▶ Task prompt:
Retype the data that follows exactly. No pictures belong in the copy.

▶ Data about app and page elements:
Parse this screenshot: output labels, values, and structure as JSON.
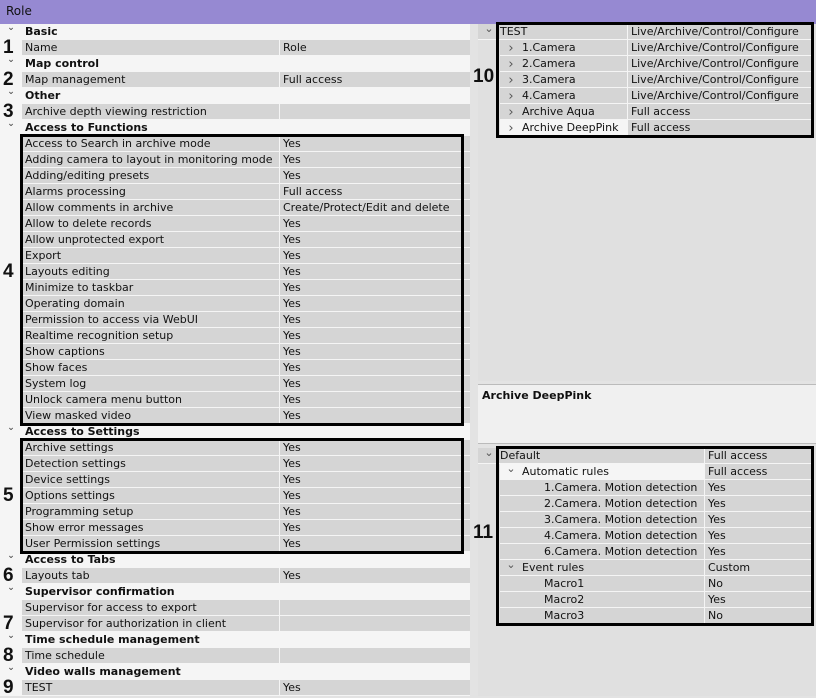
{
  "window": {
    "title": "Role"
  },
  "left": [
    {
      "h": "Basic"
    },
    {
      "k": "Name",
      "v": "Role",
      "n": "1"
    },
    {
      "h": "Map control"
    },
    {
      "k": "Map management",
      "v": "Full access",
      "n": "2"
    },
    {
      "h": "Other"
    },
    {
      "k": "Archive depth viewing restriction",
      "v": "",
      "n": "3"
    },
    {
      "h": "Access to Functions"
    },
    {
      "k": "Access to Search in archive mode",
      "v": "Yes"
    },
    {
      "k": "Adding camera to layout in monitoring mode",
      "v": "Yes"
    },
    {
      "k": "Adding/editing presets",
      "v": "Yes"
    },
    {
      "k": "Alarms processing",
      "v": "Full access"
    },
    {
      "k": "Allow comments in archive",
      "v": "Create/Protect/Edit and delete"
    },
    {
      "k": "Allow to delete records",
      "v": "Yes"
    },
    {
      "k": "Allow unprotected export",
      "v": "Yes"
    },
    {
      "k": "Export",
      "v": "Yes"
    },
    {
      "k": "Layouts editing",
      "v": "Yes",
      "n": "4"
    },
    {
      "k": "Minimize to taskbar",
      "v": "Yes"
    },
    {
      "k": "Operating domain",
      "v": "Yes"
    },
    {
      "k": "Permission to access via WebUI",
      "v": "Yes"
    },
    {
      "k": "Realtime recognition setup",
      "v": "Yes"
    },
    {
      "k": "Show captions",
      "v": "Yes"
    },
    {
      "k": "Show faces",
      "v": "Yes"
    },
    {
      "k": "System log",
      "v": "Yes"
    },
    {
      "k": "Unlock camera menu button",
      "v": "Yes"
    },
    {
      "k": "View masked video",
      "v": "Yes"
    },
    {
      "h": "Access to Settings"
    },
    {
      "k": "Archive settings",
      "v": "Yes"
    },
    {
      "k": "Detection settings",
      "v": "Yes"
    },
    {
      "k": "Device settings",
      "v": "Yes"
    },
    {
      "k": "Options settings",
      "v": "Yes",
      "n": "5"
    },
    {
      "k": "Programming setup",
      "v": "Yes"
    },
    {
      "k": "Show error messages",
      "v": "Yes"
    },
    {
      "k": "User Permission settings",
      "v": "Yes"
    },
    {
      "h": "Access to Tabs"
    },
    {
      "k": "Layouts tab",
      "v": "Yes",
      "n": "6"
    },
    {
      "h": "Supervisor confirmation"
    },
    {
      "k": "Supervisor for access to export",
      "v": ""
    },
    {
      "k": "Supervisor for authorization in client",
      "v": "",
      "n": "7"
    },
    {
      "h": "Time schedule management"
    },
    {
      "k": "Time schedule",
      "v": "",
      "n": "8"
    },
    {
      "h": "Video walls management"
    },
    {
      "k": "TEST",
      "v": "Yes",
      "n": "9"
    }
  ],
  "devices": {
    "label": "10",
    "rows": [
      {
        "k": "TEST",
        "v": "Live/Archive/Control/Configure",
        "lvl": 0,
        "chev": "down"
      },
      {
        "k": "1.Camera",
        "v": "Live/Archive/Control/Configure",
        "lvl": 1,
        "chev": "right"
      },
      {
        "k": "2.Camera",
        "v": "Live/Archive/Control/Configure",
        "lvl": 1,
        "chev": "right"
      },
      {
        "k": "3.Camera",
        "v": "Live/Archive/Control/Configure",
        "lvl": 1,
        "chev": "right"
      },
      {
        "k": "4.Camera",
        "v": "Live/Archive/Control/Configure",
        "lvl": 1,
        "chev": "right"
      },
      {
        "k": "Archive Aqua",
        "v": "Full access",
        "lvl": 1,
        "chev": "right"
      },
      {
        "k": "Archive DeepPink",
        "v": "Full access",
        "lvl": 1,
        "chev": "right",
        "sel": true
      }
    ]
  },
  "description": {
    "title": "Archive DeepPink"
  },
  "rules": {
    "label": "11",
    "rows": [
      {
        "k": "Default",
        "v": "Full access",
        "lvl": 0,
        "chev": "down"
      },
      {
        "k": "Automatic rules",
        "v": "Full access",
        "lvl": 1,
        "chev": "down",
        "sel": true
      },
      {
        "k": "1.Camera. Motion detection",
        "v": "Yes",
        "lvl": 2
      },
      {
        "k": "2.Camera. Motion detection",
        "v": "Yes",
        "lvl": 2
      },
      {
        "k": "3.Camera. Motion detection",
        "v": "Yes",
        "lvl": 2
      },
      {
        "k": "4.Camera. Motion detection",
        "v": "Yes",
        "lvl": 2
      },
      {
        "k": "6.Camera. Motion detection",
        "v": "Yes",
        "lvl": 2
      },
      {
        "k": "Event rules",
        "v": "Custom",
        "lvl": 1,
        "chev": "down"
      },
      {
        "k": "Macro1",
        "v": "No",
        "lvl": 2
      },
      {
        "k": "Macro2",
        "v": "Yes",
        "lvl": 2
      },
      {
        "k": "Macro3",
        "v": "No",
        "lvl": 2
      }
    ]
  }
}
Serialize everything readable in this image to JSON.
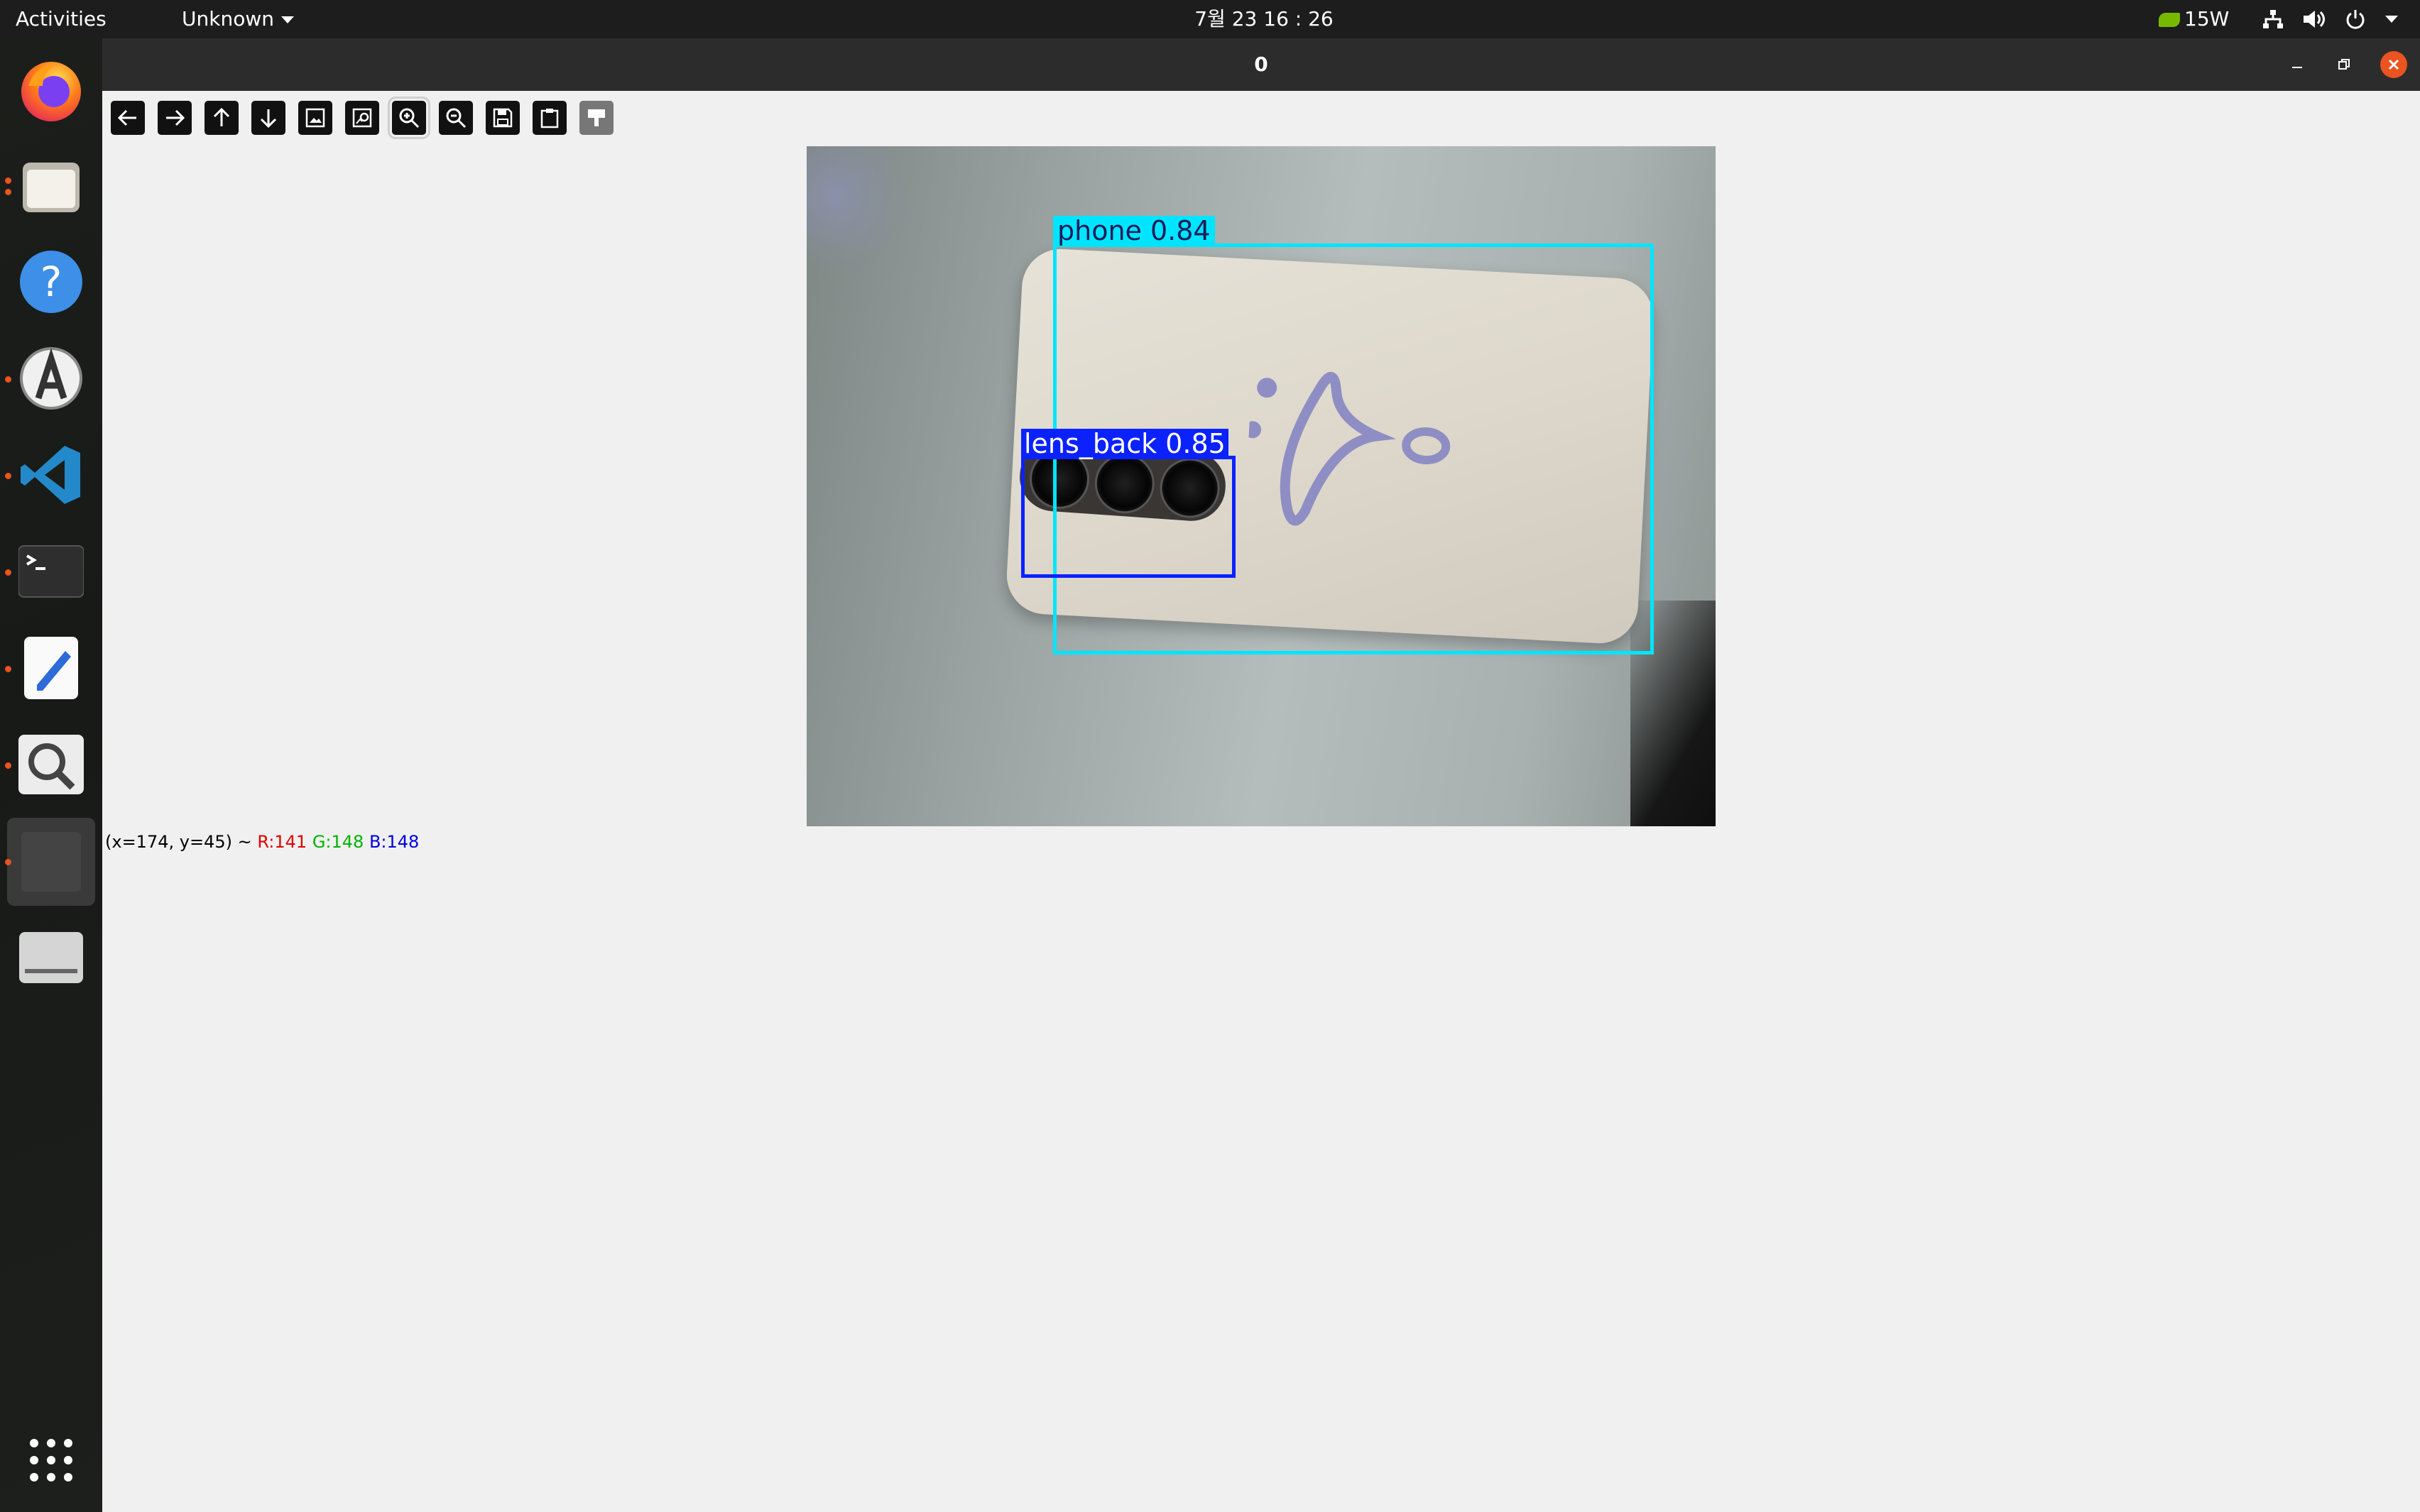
{
  "topbar": {
    "activities": "Activities",
    "app_menu": "Unknown",
    "clock": "7월 23  16 : 26",
    "power": "15W"
  },
  "dock": {
    "apps": [
      "Firefox",
      "Files",
      "Help",
      "Ubuntu Software",
      "Visual Studio Code",
      "Terminal",
      "Text Editor",
      "Image Viewer",
      "Active window",
      "Disk drive",
      "Show Applications"
    ]
  },
  "window": {
    "title": "0",
    "toolbar": [
      "back",
      "forward",
      "up",
      "down",
      "fit-image",
      "fit-window",
      "zoom-in",
      "zoom-out",
      "save",
      "copy",
      "properties"
    ]
  },
  "detections": [
    {
      "label": "phone 0.84",
      "color": "#00e5ff"
    },
    {
      "label": "lens_back 0.85",
      "color": "#0b22ff"
    }
  ],
  "status": {
    "coords": "(x=174, y=45) ~ ",
    "r": "R:141",
    "g": "G:148",
    "b": "B:148"
  }
}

▶ Final answer:
Parse this screenshot: output labels, values, and structure as JSON.
{
  "window": {
    "title": "Role"
  },
  "left": [
    {
      "h": "Basic"
    },
    {
      "k": "Name",
      "v": "Role",
      "n": "1"
    },
    {
      "h": "Map control"
    },
    {
      "k": "Map management",
      "v": "Full access",
      "n": "2"
    },
    {
      "h": "Other"
    },
    {
      "k": "Archive depth viewing restriction",
      "v": "",
      "n": "3"
    },
    {
      "h": "Access to Functions"
    },
    {
      "k": "Access to Search in archive mode",
      "v": "Yes"
    },
    {
      "k": "Adding camera to layout in monitoring mode",
      "v": "Yes"
    },
    {
      "k": "Adding/editing presets",
      "v": "Yes"
    },
    {
      "k": "Alarms processing",
      "v": "Full access"
    },
    {
      "k": "Allow comments in archive",
      "v": "Create/Protect/Edit and delete"
    },
    {
      "k": "Allow to delete records",
      "v": "Yes"
    },
    {
      "k": "Allow unprotected export",
      "v": "Yes"
    },
    {
      "k": "Export",
      "v": "Yes"
    },
    {
      "k": "Layouts editing",
      "v": "Yes",
      "n": "4"
    },
    {
      "k": "Minimize to taskbar",
      "v": "Yes"
    },
    {
      "k": "Operating domain",
      "v": "Yes"
    },
    {
      "k": "Permission to access via WebUI",
      "v": "Yes"
    },
    {
      "k": "Realtime recognition setup",
      "v": "Yes"
    },
    {
      "k": "Show captions",
      "v": "Yes"
    },
    {
      "k": "Show faces",
      "v": "Yes"
    },
    {
      "k": "System log",
      "v": "Yes"
    },
    {
      "k": "Unlock camera menu button",
      "v": "Yes"
    },
    {
      "k": "View masked video",
      "v": "Yes"
    },
    {
      "h": "Access to Settings"
    },
    {
      "k": "Archive settings",
      "v": "Yes"
    },
    {
      "k": "Detection settings",
      "v": "Yes"
    },
    {
      "k": "Device settings",
      "v": "Yes"
    },
    {
      "k": "Options settings",
      "v": "Yes",
      "n": "5"
    },
    {
      "k": "Programming setup",
      "v": "Yes"
    },
    {
      "k": "Show error messages",
      "v": "Yes"
    },
    {
      "k": "User Permission settings",
      "v": "Yes"
    },
    {
      "h": "Access to Tabs"
    },
    {
      "k": "Layouts tab",
      "v": "Yes",
      "n": "6"
    },
    {
      "h": "Supervisor confirmation"
    },
    {
      "k": "Supervisor for access to export",
      "v": ""
    },
    {
      "k": "Supervisor for authorization in client",
      "v": "",
      "n": "7"
    },
    {
      "h": "Time schedule management"
    },
    {
      "k": "Time schedule",
      "v": "",
      "n": "8"
    },
    {
      "h": "Video walls management"
    },
    {
      "k": "TEST",
      "v": "Yes",
      "n": "9"
    }
  ],
  "devices": {
    "label": "10",
    "rows": [
      {
        "k": "TEST",
        "v": "Live/Archive/Control/Configure",
        "lvl": 0,
        "chev": "down"
      },
      {
        "k": "1.Camera",
        "v": "Live/Archive/Control/Configure",
        "lvl": 1,
        "chev": "right"
      },
      {
        "k": "2.Camera",
        "v": "Live/Archive/Control/Configure",
        "lvl": 1,
        "chev": "right"
      },
      {
        "k": "3.Camera",
        "v": "Live/Archive/Control/Configure",
        "lvl": 1,
        "chev": "right"
      },
      {
        "k": "4.Camera",
        "v": "Live/Archive/Control/Configure",
        "lvl": 1,
        "chev": "right"
      },
      {
        "k": "Archive Aqua",
        "v": "Full access",
        "lvl": 1,
        "chev": "right"
      },
      {
        "k": "Archive DeepPink",
        "v": "Full access",
        "lvl": 1,
        "chev": "right",
        "sel": true
      }
    ]
  },
  "description": {
    "title": "Archive DeepPink"
  },
  "rules": {
    "label": "11",
    "rows": [
      {
        "k": "Default",
        "v": "Full access",
        "lvl": 0,
        "chev": "down"
      },
      {
        "k": "Automatic rules",
        "v": "Full access",
        "lvl": 1,
        "chev": "down",
        "sel": true
      },
      {
        "k": "1.Camera. Motion detection",
        "v": "Yes",
        "lvl": 2
      },
      {
        "k": "2.Camera. Motion detection",
        "v": "Yes",
        "lvl": 2
      },
      {
        "k": "3.Camera. Motion detection",
        "v": "Yes",
        "lvl": 2
      },
      {
        "k": "4.Camera. Motion detection",
        "v": "Yes",
        "lvl": 2
      },
      {
        "k": "6.Camera. Motion detection",
        "v": "Yes",
        "lvl": 2
      },
      {
        "k": "Event rules",
        "v": "Custom",
        "lvl": 1,
        "chev": "down"
      },
      {
        "k": "Macro1",
        "v": "No",
        "lvl": 2
      },
      {
        "k": "Macro2",
        "v": "Yes",
        "lvl": 2
      },
      {
        "k": "Macro3",
        "v": "No",
        "lvl": 2
      }
    ]
  }
}
Serialize everything readable in this image to JSON.
{
  "topbar": {
    "activities": "Activities",
    "app_menu": "Unknown",
    "clock": "7월 23  16 : 26",
    "power": "15W"
  },
  "dock": {
    "apps": [
      "Firefox",
      "Files",
      "Help",
      "Ubuntu Software",
      "Visual Studio Code",
      "Terminal",
      "Text Editor",
      "Image Viewer",
      "Active window",
      "Disk drive",
      "Show Applications"
    ]
  },
  "window": {
    "title": "0",
    "toolbar": [
      "back",
      "forward",
      "up",
      "down",
      "fit-image",
      "fit-window",
      "zoom-in",
      "zoom-out",
      "save",
      "copy",
      "properties"
    ]
  },
  "detections": [
    {
      "label": "phone 0.84",
      "color": "#00e5ff"
    },
    {
      "label": "lens_back 0.85",
      "color": "#0b22ff"
    }
  ],
  "status": {
    "coords": "(x=174, y=45) ~ ",
    "r": "R:141",
    "g": "G:148",
    "b": "B:148"
  }
}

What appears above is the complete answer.